### About this task
Nothing in the data below may be left out; return all of it exactly.

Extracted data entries
----------
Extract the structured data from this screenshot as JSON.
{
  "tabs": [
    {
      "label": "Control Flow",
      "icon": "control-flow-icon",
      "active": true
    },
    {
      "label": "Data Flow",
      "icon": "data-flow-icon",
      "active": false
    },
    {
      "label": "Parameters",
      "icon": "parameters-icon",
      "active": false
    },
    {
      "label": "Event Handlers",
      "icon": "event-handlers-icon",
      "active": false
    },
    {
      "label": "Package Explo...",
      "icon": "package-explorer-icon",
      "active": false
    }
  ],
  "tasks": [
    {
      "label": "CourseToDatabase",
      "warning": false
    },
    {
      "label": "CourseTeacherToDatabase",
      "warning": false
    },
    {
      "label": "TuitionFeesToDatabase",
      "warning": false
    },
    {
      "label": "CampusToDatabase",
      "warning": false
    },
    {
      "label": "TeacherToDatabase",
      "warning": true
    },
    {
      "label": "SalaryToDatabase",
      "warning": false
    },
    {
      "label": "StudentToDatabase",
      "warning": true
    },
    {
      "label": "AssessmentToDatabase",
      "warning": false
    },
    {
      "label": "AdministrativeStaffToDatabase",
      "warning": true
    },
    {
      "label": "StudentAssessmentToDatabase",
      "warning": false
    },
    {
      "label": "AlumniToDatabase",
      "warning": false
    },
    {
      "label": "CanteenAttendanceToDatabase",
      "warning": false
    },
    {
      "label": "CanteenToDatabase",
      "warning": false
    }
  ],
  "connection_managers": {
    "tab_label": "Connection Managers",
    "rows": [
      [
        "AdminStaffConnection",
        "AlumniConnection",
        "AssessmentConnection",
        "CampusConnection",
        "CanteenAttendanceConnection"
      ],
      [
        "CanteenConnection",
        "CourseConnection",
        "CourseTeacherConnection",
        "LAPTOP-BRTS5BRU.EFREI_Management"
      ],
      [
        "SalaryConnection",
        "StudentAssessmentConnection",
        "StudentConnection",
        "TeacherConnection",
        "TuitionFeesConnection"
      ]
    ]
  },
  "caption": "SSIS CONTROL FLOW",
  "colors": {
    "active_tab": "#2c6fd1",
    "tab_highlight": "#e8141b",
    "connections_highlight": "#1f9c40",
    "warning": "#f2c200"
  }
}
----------
### Solution to this task
Extract the structured data from this screenshot as JSON.
{
  "tabs": [
    {
      "label": "Control Flow",
      "icon": "control-flow-icon",
      "active": true
    },
    {
      "label": "Data Flow",
      "icon": "data-flow-icon",
      "active": false
    },
    {
      "label": "Parameters",
      "icon": "parameters-icon",
      "active": false
    },
    {
      "label": "Event Handlers",
      "icon": "event-handlers-icon",
      "active": false
    },
    {
      "label": "Package Explo...",
      "icon": "package-explorer-icon",
      "active": false
    }
  ],
  "tasks": [
    {
      "label": "CourseToDatabase",
      "warning": false
    },
    {
      "label": "CourseTeacherToDatabase",
      "warning": false
    },
    {
      "label": "TuitionFeesToDatabase",
      "warning": false
    },
    {
      "label": "CampusToDatabase",
      "warning": false
    },
    {
      "label": "TeacherToDatabase",
      "warning": true
    },
    {
      "label": "SalaryToDatabase",
      "warning": false
    },
    {
      "label": "StudentToDatabase",
      "warning": true
    },
    {
      "label": "AssessmentToDatabase",
      "warning": false
    },
    {
      "label": "AdministrativeStaffToDatabase",
      "warning": true
    },
    {
      "label": "StudentAssessmentToDatabase",
      "warning": false
    },
    {
      "label": "AlumniToDatabase",
      "warning": false
    },
    {
      "label": "CanteenAttendanceToDatabase",
      "warning": false
    },
    {
      "label": "CanteenToDatabase",
      "warning": false
    }
  ],
  "connection_managers": {
    "tab_label": "Connection Managers",
    "rows": [
      [
        "AdminStaffConnection",
        "AlumniConnection",
        "AssessmentConnection",
        "CampusConnection",
        "CanteenAttendanceConnection"
      ],
      [
        "CanteenConnection",
        "CourseConnection",
        "CourseTeacherConnection",
        "LAPTOP-BRTS5BRU.EFREI_Management"
      ],
      [
        "SalaryConnection",
        "StudentAssessmentConnection",
        "StudentConnection",
        "TeacherConnection",
        "TuitionFeesConnection"
      ]
    ]
  },
  "caption": "SSIS CONTROL FLOW",
  "colors": {
    "active_tab": "#2c6fd1",
    "tab_highlight": "#e8141b",
    "connections_highlight": "#1f9c40",
    "warning": "#f2c200"
  }
}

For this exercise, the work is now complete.